»»

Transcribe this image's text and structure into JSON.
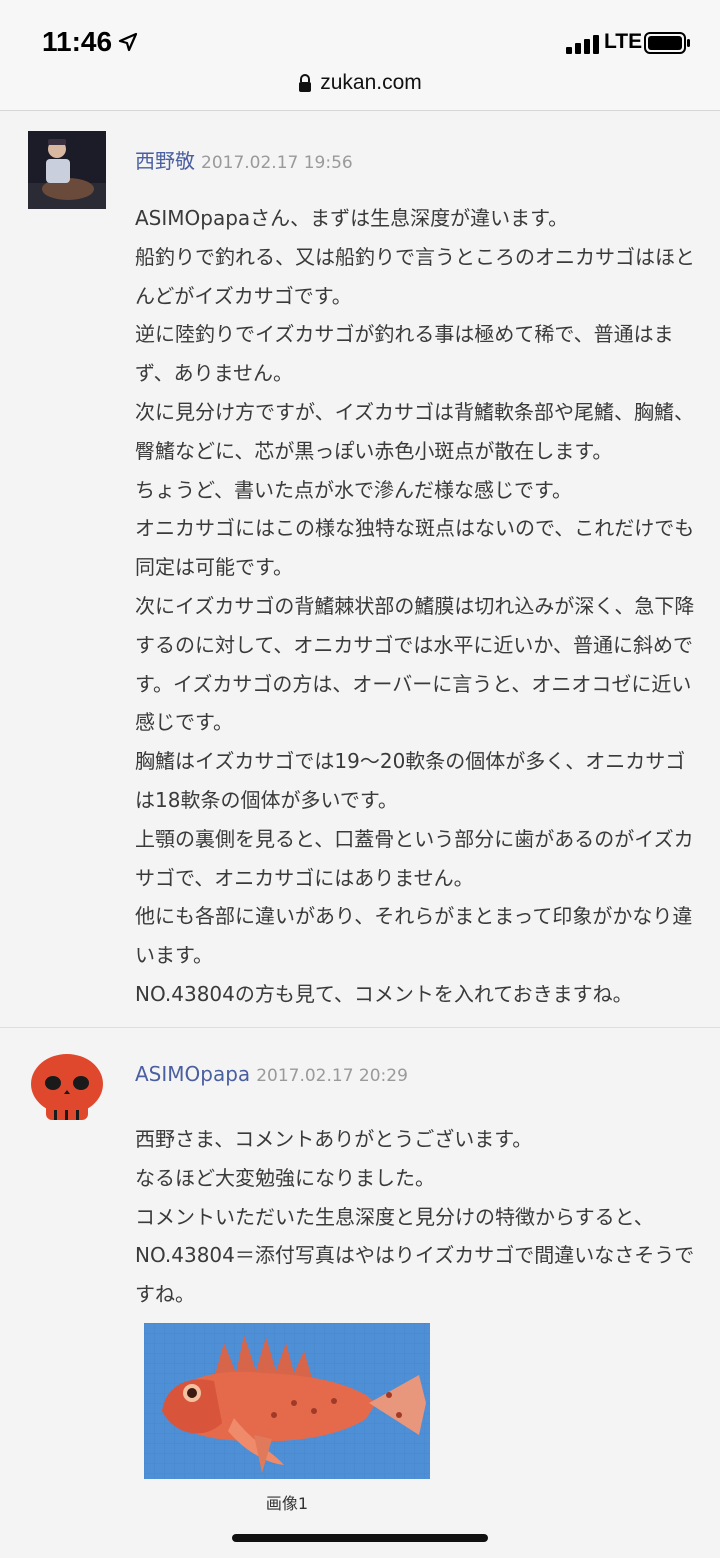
{
  "status_bar": {
    "time": "11:46",
    "network": "LTE",
    "location_icon": "location-arrow-icon",
    "signal_icon": "signal-bars-icon",
    "battery_icon": "battery-icon"
  },
  "browser": {
    "url": "zukan.com",
    "lock_icon": "lock-icon"
  },
  "comments": [
    {
      "author": "西野敬",
      "date": "2017.02.17 19:56",
      "body": "ASIMOpapaさん、まずは生息深度が違います。\n船釣りで釣れる、又は船釣りで言うところのオニカサゴはほとんどがイズカサゴです。\n逆に陸釣りでイズカサゴが釣れる事は極めて稀で、普通はまず、ありません。\n次に見分け方ですが、イズカサゴは背鰭軟条部や尾鰭、胸鰭、臀鰭などに、芯が黒っぽい赤色小斑点が散在します。\nちょうど、書いた点が水で滲んだ様な感じです。\nオニカサゴにはこの様な独特な斑点はないので、これだけでも同定は可能です。\n次にイズカサゴの背鰭棘状部の鰭膜は切れ込みが深く、急下降するのに対して、オニカサゴでは水平に近いか、普通に斜めです。イズカサゴの方は、オーバーに言うと、オニオコゼに近い感じです。\n胸鰭はイズカサゴでは19～20軟条の個体が多く、オニカサゴは18軟条の個体が多いです。\n上顎の裏側を見ると、口蓋骨という部分に歯があるのがイズカサゴで、オニカサゴにはありません。\n他にも各部に違いがあり、それらがまとまって印象がかなり違います。\nNO.43804の方も見て、コメントを入れておきますね。"
    },
    {
      "author": "ASIMOpapa",
      "date": "2017.02.17 20:29",
      "body": "西野さま、コメントありがとうございます。\nなるほど大変勉強になりました。\nコメントいただいた生息深度と見分けの特徴からすると、NO.43804＝添付写真はやはりイズカサゴで間違いなさそうですね。",
      "attachment_caption": "画像1"
    }
  ],
  "colors": {
    "author_link": "#4a5fa0",
    "date_gray": "#9a9a9a",
    "avatar_skull_red": "#e0482e",
    "photo_background_blue": "#4f8fd6"
  }
}
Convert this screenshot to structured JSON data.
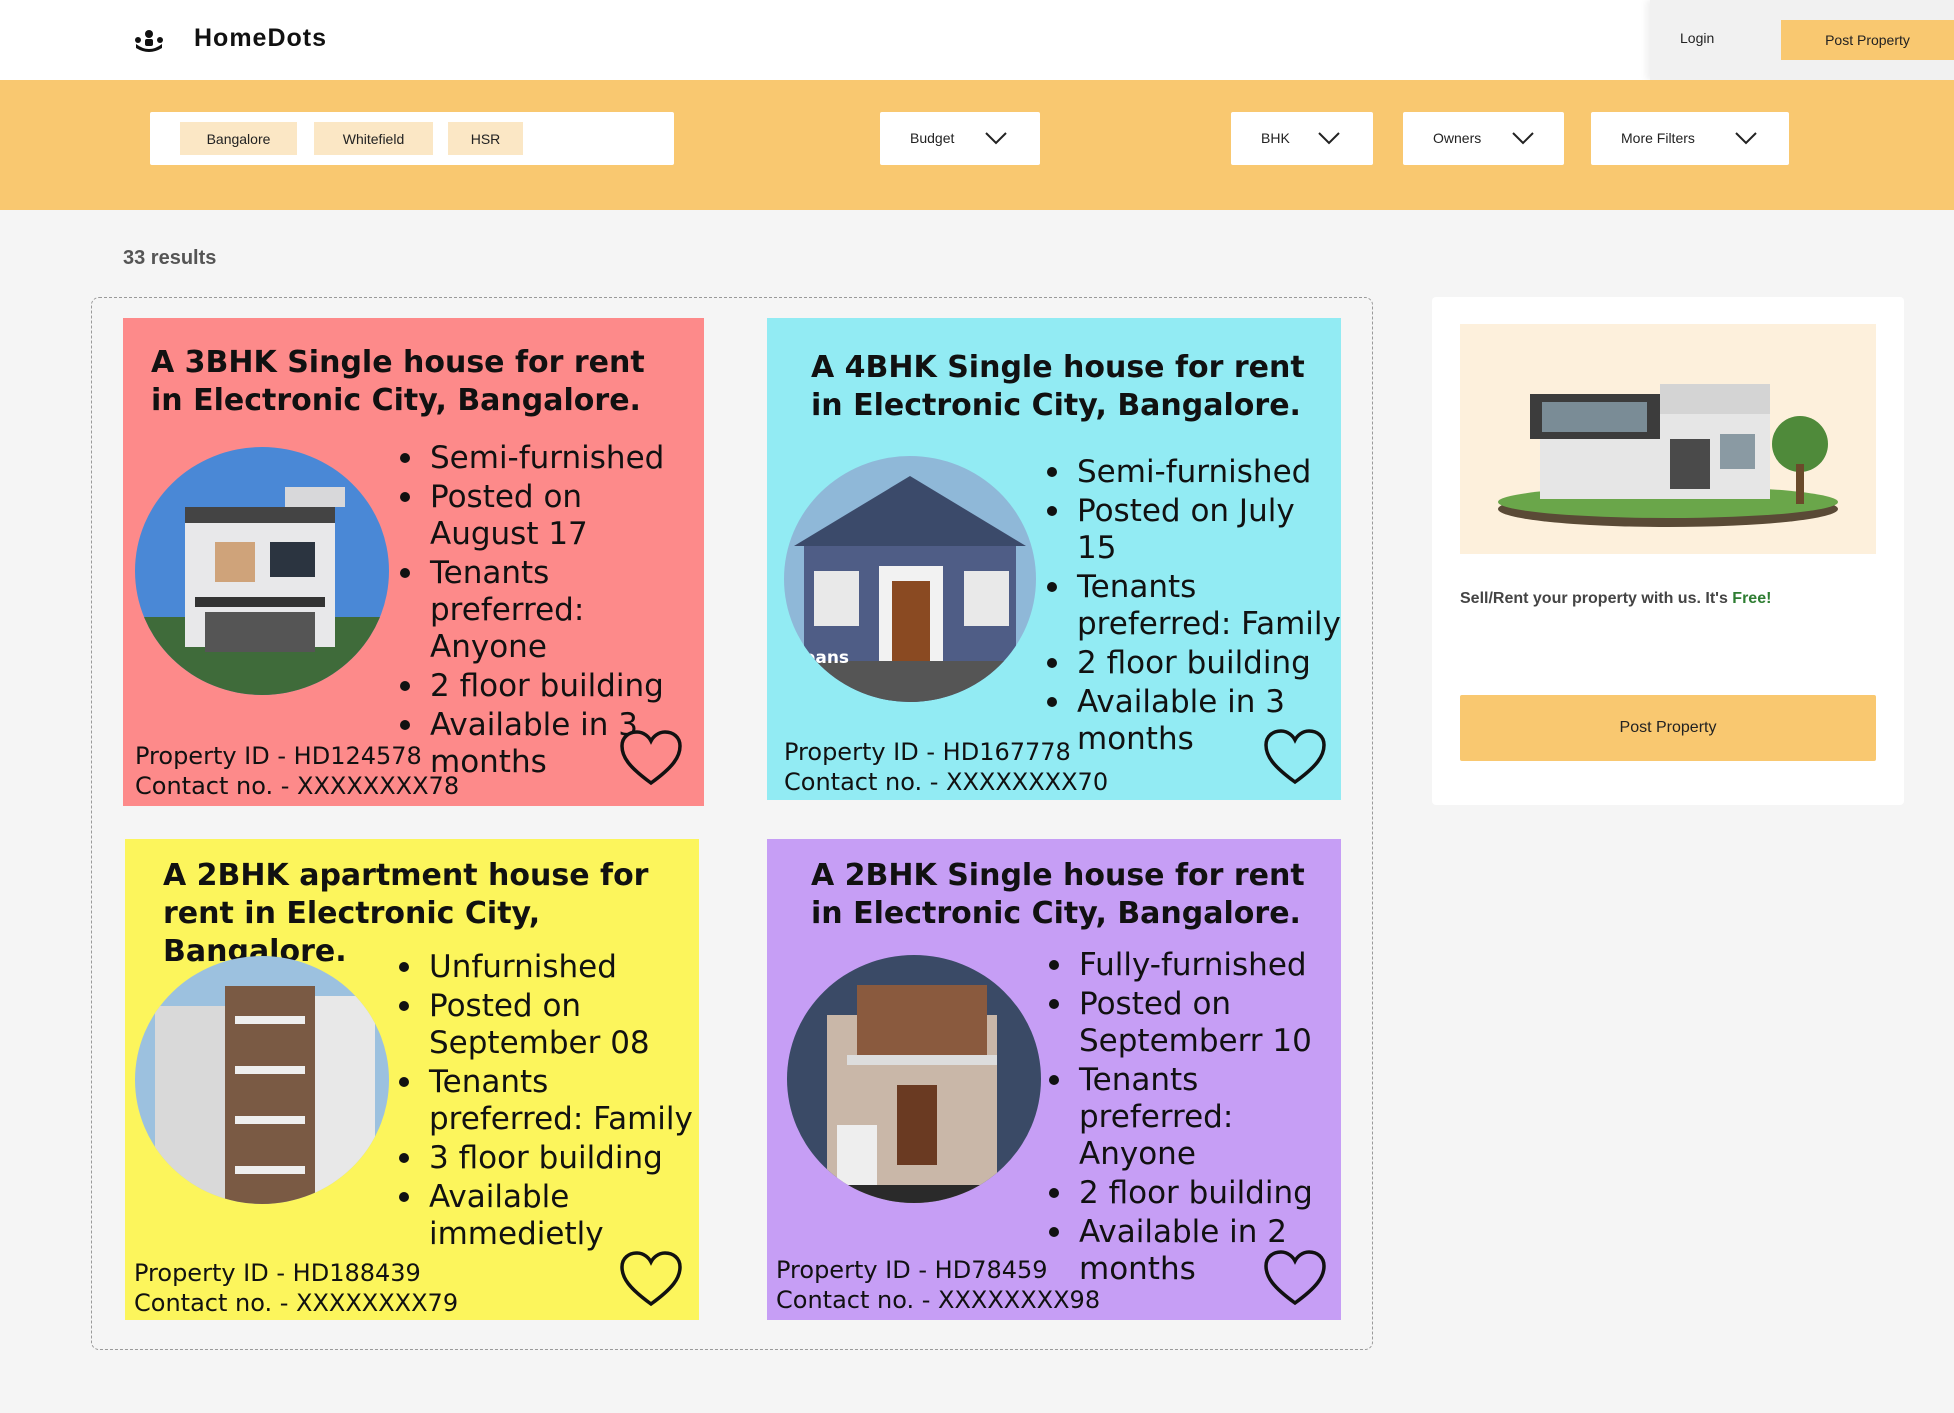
{
  "header": {
    "brand": "HomeDots",
    "login_label": "Login",
    "post_property_label": "Post Property"
  },
  "filters": {
    "locations": [
      "Bangalore",
      "Whitefield",
      "HSR"
    ],
    "budget_label": "Budget",
    "bhk_label": "BHK",
    "owners_label": "Owners",
    "more_filters_label": "More Filters"
  },
  "results_count": "33 results",
  "listings": [
    {
      "title": "A 3BHK Single house for rent in Electronic City, Bangalore.",
      "features": [
        "Semi-furnished",
        "Posted on August 17",
        "Tenants preferred: Anyone",
        "2 floor building",
        "Available in 3 months"
      ],
      "property_id": "Property ID  - HD124578",
      "contact": "Contact no. - XXXXXXXX78",
      "color": "#fd8a8a"
    },
    {
      "title": "A 4BHK Single house for rent in Electronic City, Bangalore.",
      "features": [
        "Semi-furnished",
        "Posted on July 15",
        "Tenants preferred: Family",
        "2 floor building",
        "Available in 3 months"
      ],
      "property_id": "Property ID  - HD167778",
      "contact": "Contact no. - XXXXXXXX70",
      "color": "#92ebf3"
    },
    {
      "title": "A 2BHK apartment house for rent in Electronic City, Bangalore.",
      "features": [
        "Unfurnished",
        "Posted on September 08",
        "Tenants preferred: Family",
        "3 floor building",
        "Available immedietly"
      ],
      "property_id": "Property ID  - HD188439",
      "contact": "Contact no. - XXXXXXXX79",
      "color": "#fcf55c"
    },
    {
      "title": "A 2BHK Single house for rent in Electronic City, Bangalore.",
      "features": [
        "Fully-furnished",
        "Posted on Septemberr 10",
        "Tenants preferred: Anyone",
        "2 floor building",
        "Available in 2 months"
      ],
      "property_id": "Property ID  - HD78459",
      "contact": "Contact no. - XXXXXXXX98",
      "color": "#c69ef5"
    }
  ],
  "listing_photo_overlay": "leans",
  "side_panel": {
    "text": "Sell/Rent your property with us. It's",
    "free": "Free!",
    "button_label": "Post Property"
  },
  "icons": {
    "logo": "people-logo-icon",
    "dropdown": "chevron-down-icon",
    "favorite": "heart-outline-icon"
  }
}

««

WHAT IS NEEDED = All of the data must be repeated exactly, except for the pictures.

RESULT BELOW =
Transcribe this image's text and structure into JSON.
{
  "status_bar": {
    "time": "11:46",
    "network": "LTE",
    "location_icon": "location-arrow-icon",
    "signal_icon": "signal-bars-icon",
    "battery_icon": "battery-icon"
  },
  "browser": {
    "url": "zukan.com",
    "lock_icon": "lock-icon"
  },
  "comments": [
    {
      "author": "西野敬",
      "date": "2017.02.17 19:56",
      "body": "ASIMOpapaさん、まずは生息深度が違います。\n船釣りで釣れる、又は船釣りで言うところのオニカサゴはほとんどがイズカサゴです。\n逆に陸釣りでイズカサゴが釣れる事は極めて稀で、普通はまず、ありません。\n次に見分け方ですが、イズカサゴは背鰭軟条部や尾鰭、胸鰭、臀鰭などに、芯が黒っぽい赤色小斑点が散在します。\nちょうど、書いた点が水で滲んだ様な感じです。\nオニカサゴにはこの様な独特な斑点はないので、これだけでも同定は可能です。\n次にイズカサゴの背鰭棘状部の鰭膜は切れ込みが深く、急下降するのに対して、オニカサゴでは水平に近いか、普通に斜めです。イズカサゴの方は、オーバーに言うと、オニオコゼに近い感じです。\n胸鰭はイズカサゴでは19～20軟条の個体が多く、オニカサゴは18軟条の個体が多いです。\n上顎の裏側を見ると、口蓋骨という部分に歯があるのがイズカサゴで、オニカサゴにはありません。\n他にも各部に違いがあり、それらがまとまって印象がかなり違います。\nNO.43804の方も見て、コメントを入れておきますね。"
    },
    {
      "author": "ASIMOpapa",
      "date": "2017.02.17 20:29",
      "body": "西野さま、コメントありがとうございます。\nなるほど大変勉強になりました。\nコメントいただいた生息深度と見分けの特徴からすると、NO.43804＝添付写真はやはりイズカサゴで間違いなさそうですね。",
      "attachment_caption": "画像1"
    }
  ],
  "colors": {
    "author_link": "#4a5fa0",
    "date_gray": "#9a9a9a",
    "avatar_skull_red": "#e0482e",
    "photo_background_blue": "#4f8fd6"
  }
}
Convert this screenshot to structured JSON data.
{
  "header": {
    "brand": "HomeDots",
    "login_label": "Login",
    "post_property_label": "Post Property"
  },
  "filters": {
    "locations": [
      "Bangalore",
      "Whitefield",
      "HSR"
    ],
    "budget_label": "Budget",
    "bhk_label": "BHK",
    "owners_label": "Owners",
    "more_filters_label": "More Filters"
  },
  "results_count": "33 results",
  "listings": [
    {
      "title": "A 3BHK Single house for rent in Electronic City, Bangalore.",
      "features": [
        "Semi-furnished",
        "Posted on August 17",
        "Tenants preferred: Anyone",
        "2 floor building",
        "Available in 3 months"
      ],
      "property_id": "Property ID  - HD124578",
      "contact": "Contact no. - XXXXXXXX78",
      "color": "#fd8a8a"
    },
    {
      "title": "A 4BHK Single house for rent in Electronic City, Bangalore.",
      "features": [
        "Semi-furnished",
        "Posted on July 15",
        "Tenants preferred: Family",
        "2 floor building",
        "Available in 3 months"
      ],
      "property_id": "Property ID  - HD167778",
      "contact": "Contact no. - XXXXXXXX70",
      "color": "#92ebf3"
    },
    {
      "title": "A 2BHK apartment house for rent in Electronic City, Bangalore.",
      "features": [
        "Unfurnished",
        "Posted on September 08",
        "Tenants preferred: Family",
        "3 floor building",
        "Available immedietly"
      ],
      "property_id": "Property ID  - HD188439",
      "contact": "Contact no. - XXXXXXXX79",
      "color": "#fcf55c"
    },
    {
      "title": "A 2BHK Single house for rent in Electronic City, Bangalore.",
      "features": [
        "Fully-furnished",
        "Posted on Septemberr 10",
        "Tenants preferred: Anyone",
        "2 floor building",
        "Available in 2 months"
      ],
      "property_id": "Property ID  - HD78459",
      "contact": "Contact no. - XXXXXXXX98",
      "color": "#c69ef5"
    }
  ],
  "listing_photo_overlay": "leans",
  "side_panel": {
    "text": "Sell/Rent your property with us. It's",
    "free": "Free!",
    "button_label": "Post Property"
  },
  "icons": {
    "logo": "people-logo-icon",
    "dropdown": "chevron-down-icon",
    "favorite": "heart-outline-icon"
  }
}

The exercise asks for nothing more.